Wednesday, November 30, 2011

Defining World Music

The term “world music” has always been hotly debated, even contested. People struggle with a definition. They often refer to the fact that it is a term of slightly dubious origin – it was invented in the commercial sector, as a label in record shops for the growing amount of…. yes, of what? Of world music cd’s needing a fitting label.
But actually defining world music is not difficult at all. Let me propose you my definition. World music is the kind of music that, due to statements on the possibility to identify its sound as connected to a certain specific geographic origin, offers itself as being referred to as exotic and sold as such in some part of the western(ized) world.
Yes, some work has to be done on a clearer phrasing, I agree. But let me point out some of the major points in my definition:

Wednesday, November 23, 2011

On Coding an Interview

I am looking at a pile of interviews on my desk. The phase of conducting interviews is nearly over, I have to start analyzing them. After some postponing (a grant proposal had to be written, a book had to be read) I finally take a deep breath and start.
I take the first part of the first interview, which I transcribed in full. Line by line I read it and attach codes to lines, to alineas, and sometimes to single words – codes being words, concepts, short phrases that capture what is being said in the interview on a slightly more abstract level. The idea is that through coding and recoding, constant comparison of passages, writing memos on the process during the process, eventually a picture arises of a possible interpretation of the interviews - or of several possible interpretations. Codes get more and more abstract during the process, and eventually you end up with some sort of theoretical model.

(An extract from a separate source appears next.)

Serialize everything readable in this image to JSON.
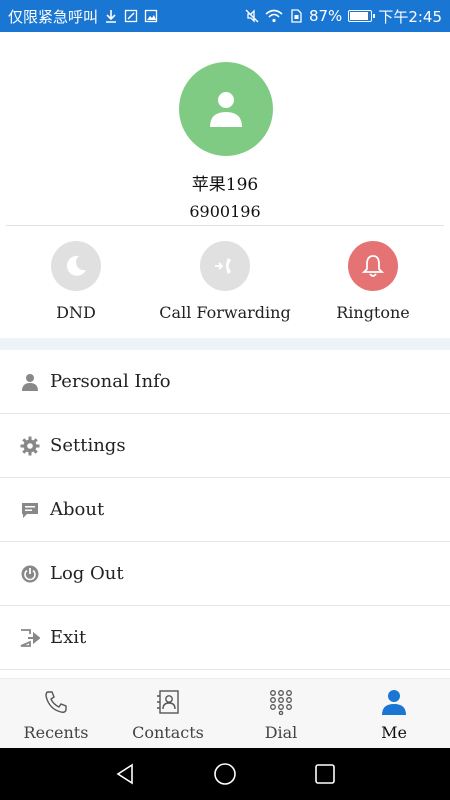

Quote of the Week

"I can understand German as well as the maniac that invented it but I talk it best through an interpreter."
Mark Twain, A Tramp Abroad.

Monday, November 14, 2011

The Invention of Tradition

If you thought that the Scottish tartan (you know, the striped cloth of which the pattern indicates the clan you’re from) is a tradition going back to times immemorial, you should read the chapter on it in the book The Invention of Tradition, edited by Hobsbawm and Ranger. The chapter describes beautifully how at some point in time there was no such thing as a tartan-tradition, and that ten years later it was an age-old tradition.
I liked the story – I even thought, and still think, it is hilariously funny in some ways. Read it, when you can. When I first read it, a long time ago, it also showed to me the capacity of us, human beings, to invent our past in ways that are fitting to our present. I was gripped, at the time, by the idea of showing the inventedness of many traditions, and even wrote an article on an evident invention of tradition: the invention of a Frisian folk song tradition by the group Irolt, a tradition which they then, although it was fake, could revive in order to create a Frisian folk revival analogous to the “second English folk revival”, specifically of groups like Steeleye Span and Fairport Convention.